IMPEACH. At least two of the corporate-coddling Supremes--Justices Antonin Scalia and Clarence Thomas--had undisclosed ties to the Koch brothers and other secretive corporate plutocrats at the time the Court was considering the Citizens United case (see Lowdown, February and August 2011). Two national organizations have extensive information about the justices' blatant disregard of basic ethics and are collecting petitions to hold them to account. CommonCause.org seeks a Justice Department investigation of the two and proposes the "radical" idea that Supreme Court members be subjected to the Judicial Code of Conduct that applies to all other federal judges. RootsAction.org goes further, calling for impeachment proceedings against Thomas for accepting gifts from participants in cases before him and for filing false financial reports.
CONNECT. It's not all bad news in Washington. Many members of Congress are pushing national policies to end or at least curtail the corrupting power of corporate political cash. It's important to have an inside-outside strategy on these policies, linking grassroots strength (ideas, courage, energy, and numbers) to those fighting inside for real reform. One of the best points of connection is the Progressive Caucus, co-chaired by Reps. Keith Ellison of Minneapolis and Raul Grijalva of Tucson. Find them at cpc.grijalva.house.gov.
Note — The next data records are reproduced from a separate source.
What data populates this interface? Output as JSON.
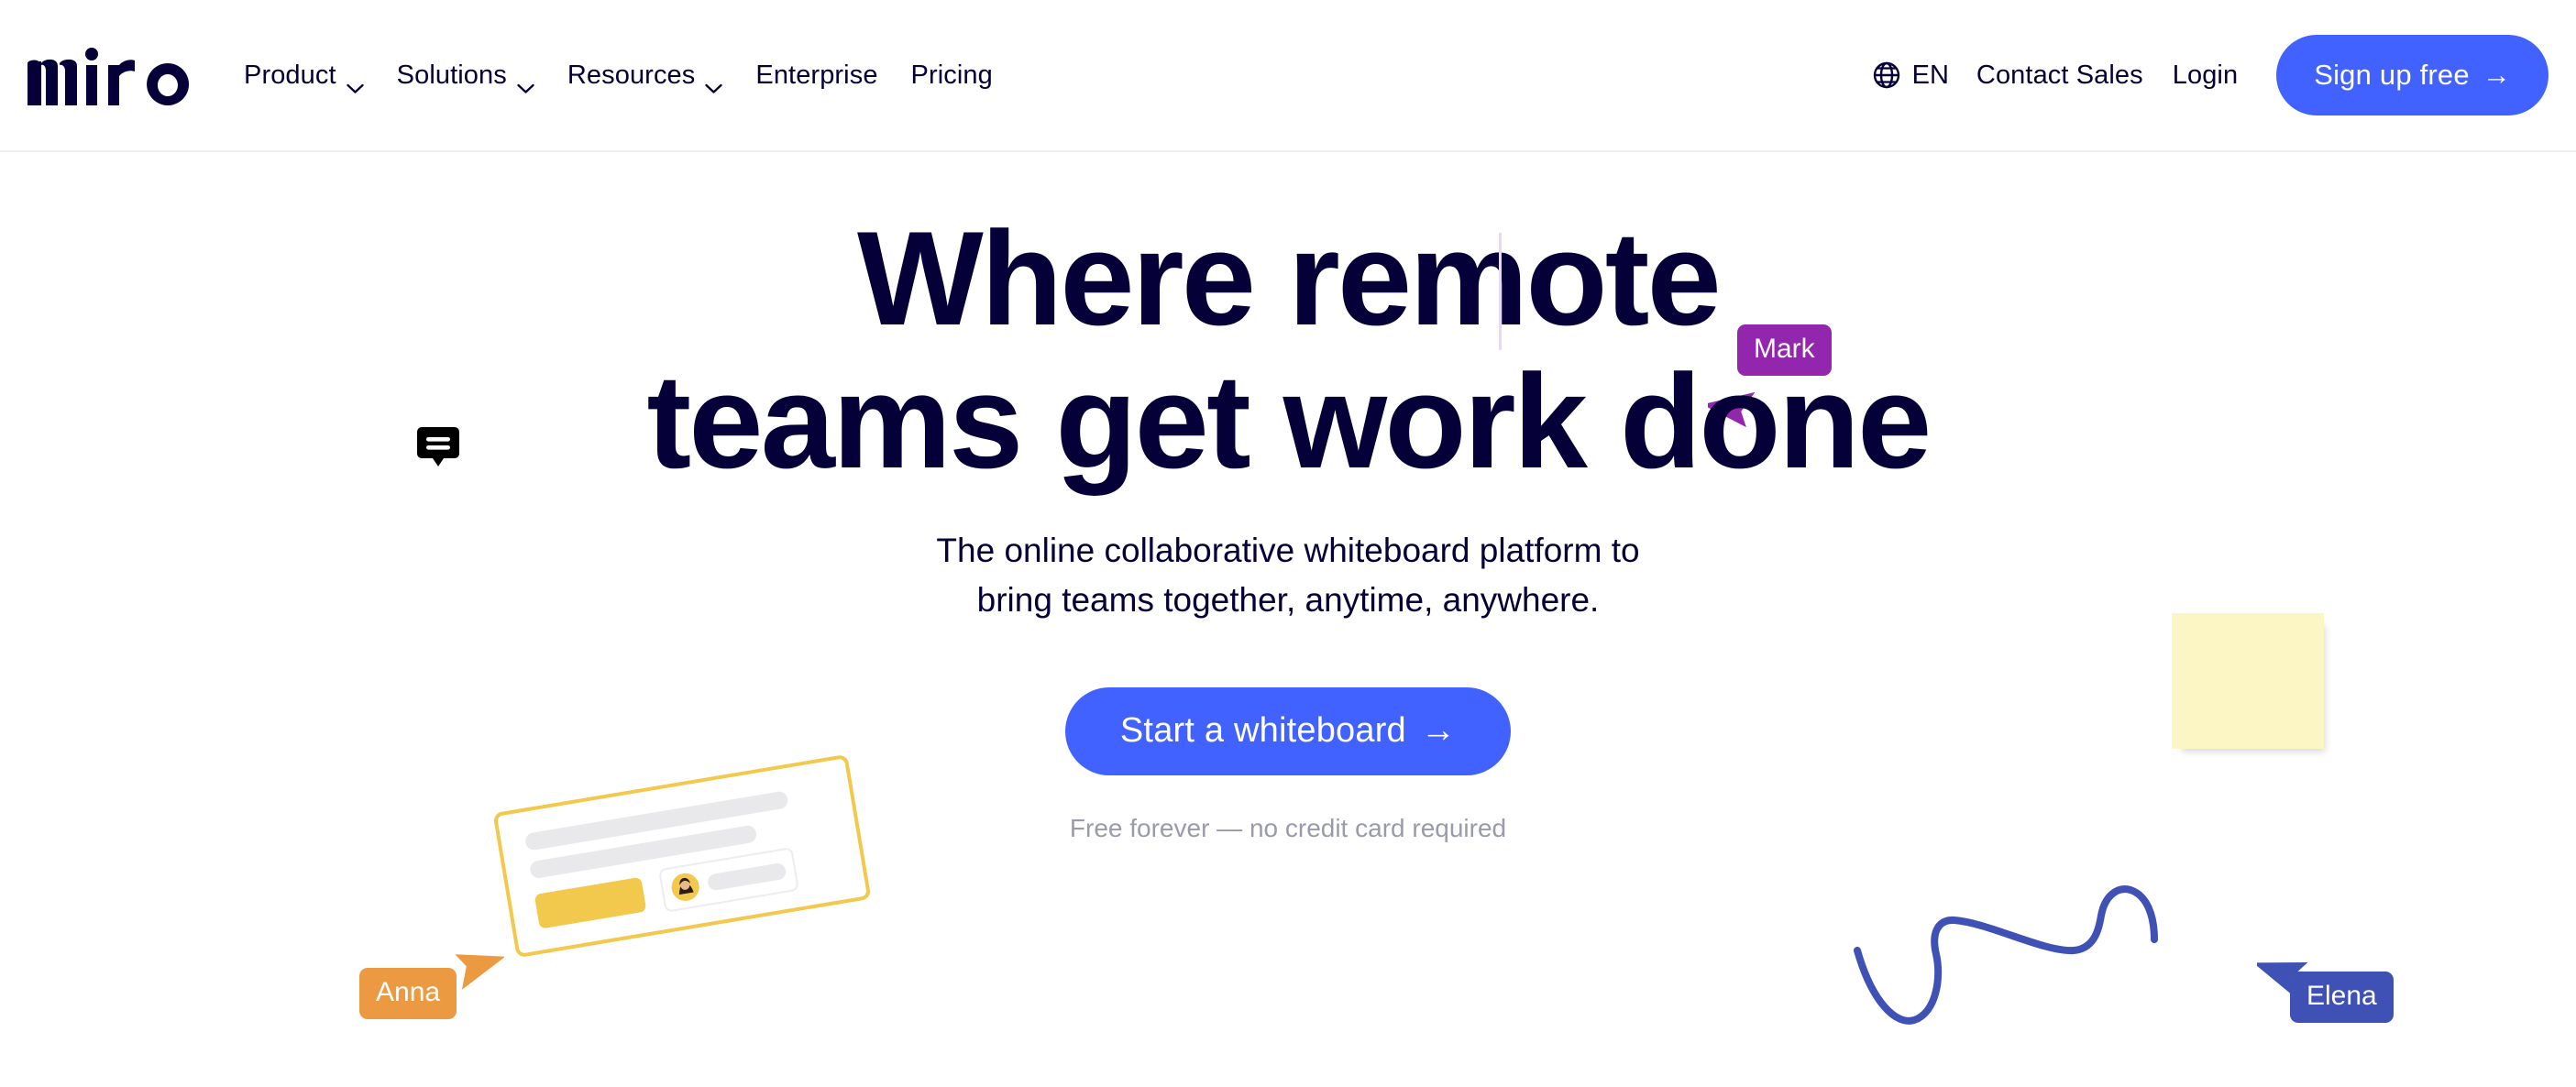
{
  "brand": {
    "logo_text": "miro",
    "logo_color": "#050038",
    "accent_blue": "#4262ff"
  },
  "nav": {
    "links": [
      {
        "label": "Product",
        "has_dropdown": true,
        "icon": "chevron-down-icon"
      },
      {
        "label": "Solutions",
        "has_dropdown": true,
        "icon": "chevron-down-icon"
      },
      {
        "label": "Resources",
        "has_dropdown": true,
        "icon": "chevron-down-icon"
      },
      {
        "label": "Enterprise",
        "has_dropdown": false
      },
      {
        "label": "Pricing",
        "has_dropdown": false
      }
    ],
    "language": {
      "icon": "globe-icon",
      "label": "EN"
    },
    "contact_sales": "Contact Sales",
    "login": "Login",
    "signup": {
      "label": "Sign up free",
      "arrow": "→",
      "bg": "#4262ff",
      "color": "#ffffff"
    }
  },
  "hero": {
    "headline_line1": "Where remote",
    "headline_line2": "teams get work done",
    "headline_color": "#050038",
    "caret_color": "#e9d8f2",
    "subhead_line1": "The online collaborative whiteboard platform to",
    "subhead_line2": "bring teams together, anytime, anywhere.",
    "cta": {
      "label": "Start a whiteboard",
      "arrow": "→",
      "bg": "#4262ff",
      "color": "#ffffff"
    },
    "cta_note": "Free forever — no credit card required",
    "cta_note_color": "#9a9aad"
  },
  "decorations": {
    "comment_icon": {
      "name": "comment-bubble-icon",
      "color": "#000000"
    },
    "cursors": [
      {
        "name": "Mark",
        "color": "#9226ad"
      },
      {
        "name": "Anna",
        "color": "#ec9a41"
      },
      {
        "name": "Elena",
        "color": "#4051b5"
      }
    ],
    "sticky_note": {
      "color": "#fcf6c4"
    },
    "squiggle": {
      "color": "#3f51b5"
    },
    "comment_card": {
      "border_color": "#f2c94c",
      "chip_color": "#f2c94c",
      "bar_color": "#e9e9ec"
    }
  }
}
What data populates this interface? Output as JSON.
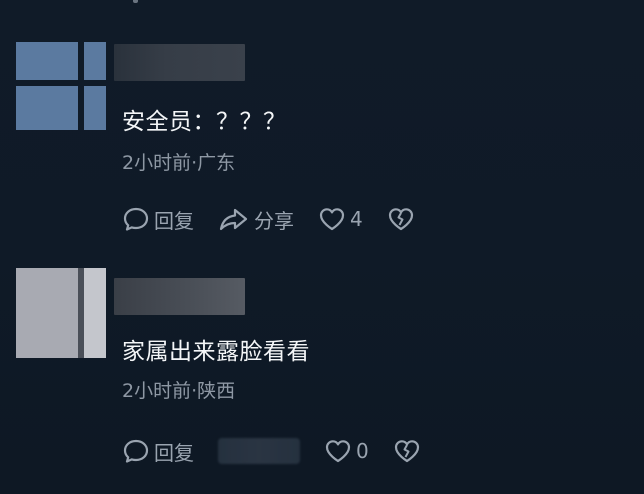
{
  "comments": [
    {
      "text": "安全员：？？？",
      "meta": "2小时前·广东",
      "actions": {
        "reply": "回复",
        "share": "分享",
        "likes": "4"
      }
    },
    {
      "text": "家属出来露脸看看",
      "meta": "2小时前·陕西",
      "actions": {
        "reply": "回复",
        "likes": "0"
      }
    }
  ],
  "colors": {
    "background": "#0f1a27",
    "text": "#f4f6f8",
    "meta": "#8e98a4",
    "icon": "#9aa4b0"
  }
}
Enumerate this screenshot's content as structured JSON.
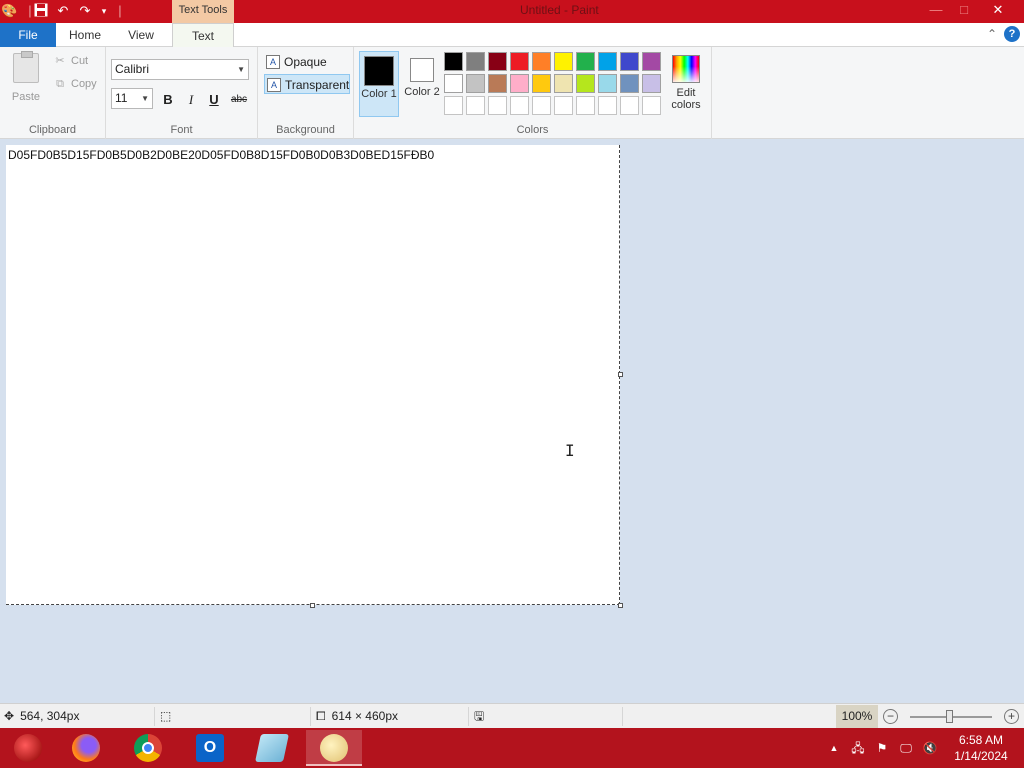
{
  "titlebar": {
    "contextual_tab": "Text Tools",
    "window_title": "Untitled - Paint",
    "minimize": "—",
    "maximize": "□",
    "close": "✕"
  },
  "tabs": {
    "file": "File",
    "home": "Home",
    "view": "View",
    "text": "Text"
  },
  "clipboard": {
    "group_label": "Clipboard",
    "paste": "Paste",
    "cut": "Cut",
    "copy": "Copy"
  },
  "font": {
    "group_label": "Font",
    "family": "Calibri",
    "size": "11",
    "bold": "B",
    "italic": "I",
    "underline": "U",
    "strikethrough": "abc"
  },
  "background": {
    "group_label": "Background",
    "opaque": "Opaque",
    "transparent": "Transparent"
  },
  "colors": {
    "group_label": "Colors",
    "color1_label": "Color 1",
    "color2_label": "Color 2",
    "color1_value": "#000000",
    "color2_value": "#ffffff",
    "edit_colors": "Edit colors",
    "palette_row1": [
      "#000000",
      "#7f7f7f",
      "#880015",
      "#ed1c24",
      "#ff7f27",
      "#fff200",
      "#22b14c",
      "#00a2e8",
      "#3f48cc",
      "#a349a4"
    ],
    "palette_row2": [
      "#ffffff",
      "#c3c3c3",
      "#b97a57",
      "#ffaec9",
      "#ffc90e",
      "#efe4b0",
      "#b5e61d",
      "#99d9ea",
      "#7092be",
      "#c8bfe7"
    ],
    "palette_row3": [
      "#ffffff",
      "#ffffff",
      "#ffffff",
      "#ffffff",
      "#ffffff",
      "#ffffff",
      "#ffffff",
      "#ffffff",
      "#ffffff",
      "#ffffff"
    ]
  },
  "canvas": {
    "text": "D05FD0B5D15FD0B5D0B2D0BE20D05FD0B8D15FD0B0D0B3D0BED15FĐB0"
  },
  "status": {
    "cursor_pos": "564, 304px",
    "canvas_size": "614 × 460px",
    "zoom": "100%"
  },
  "taskbar": {
    "time": "6:58 AM",
    "date": "1/14/2024"
  }
}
CONFRONT. The time to get the attention of congress critters is now--when they're running for office. Every candidate (incumbent, challenger, Republican, tea partier, Democrat, et al.) should be confronted (politely, but insistently) on the corporate money issues--Citizens United, corporate personhood, public campaign funding, etc. Make appointments, attend their campaign events and town hall sessions, send queries--and disseminate their responses as broadly as possible, even if all you get from them is "ttthhbbllltttt."
LOCALIZE. All across the country, clean election coalitions have passed laws to give local and state candidates the alternative of using a public pool of money to finance their campaigns, rather than having to kiss the ring of corporate interests. Learn about these successes and how you can launch a similar effort where you live by going to PublicCampaign.org.
Likewise, get information and inspiration from the Program on Corporations, Law and Democracy (poclad.org) and Reclaim Democracy.org about local communities that are restricting or outright rejecting the fiction of corporate personhood. From such small towns as Arcata, California to cities like Pittsburgh, people are uniting to prohibit assertions of a corporate "right" to run over them. As Pittsburgh city council member Doug Shields said of a successful effort last November to ban natural gas 'fracking' in his city, "It's about our authority as a community to decide, not corporations deciding for us."
ENJOY. Whatever you do, think fun: How could this be more humorous, more lively, more entertaining, more welcoming, more engaging--and, therefore, more effective? As much as possible, turn your meetings, work sessions, and events into parties, with a little food and drink, music, videos, cartoons, puppets, skits, stunts, contests, stories, and whatever else the group can think of.
Remember, the Constitution says "We the People," not We the Corporations.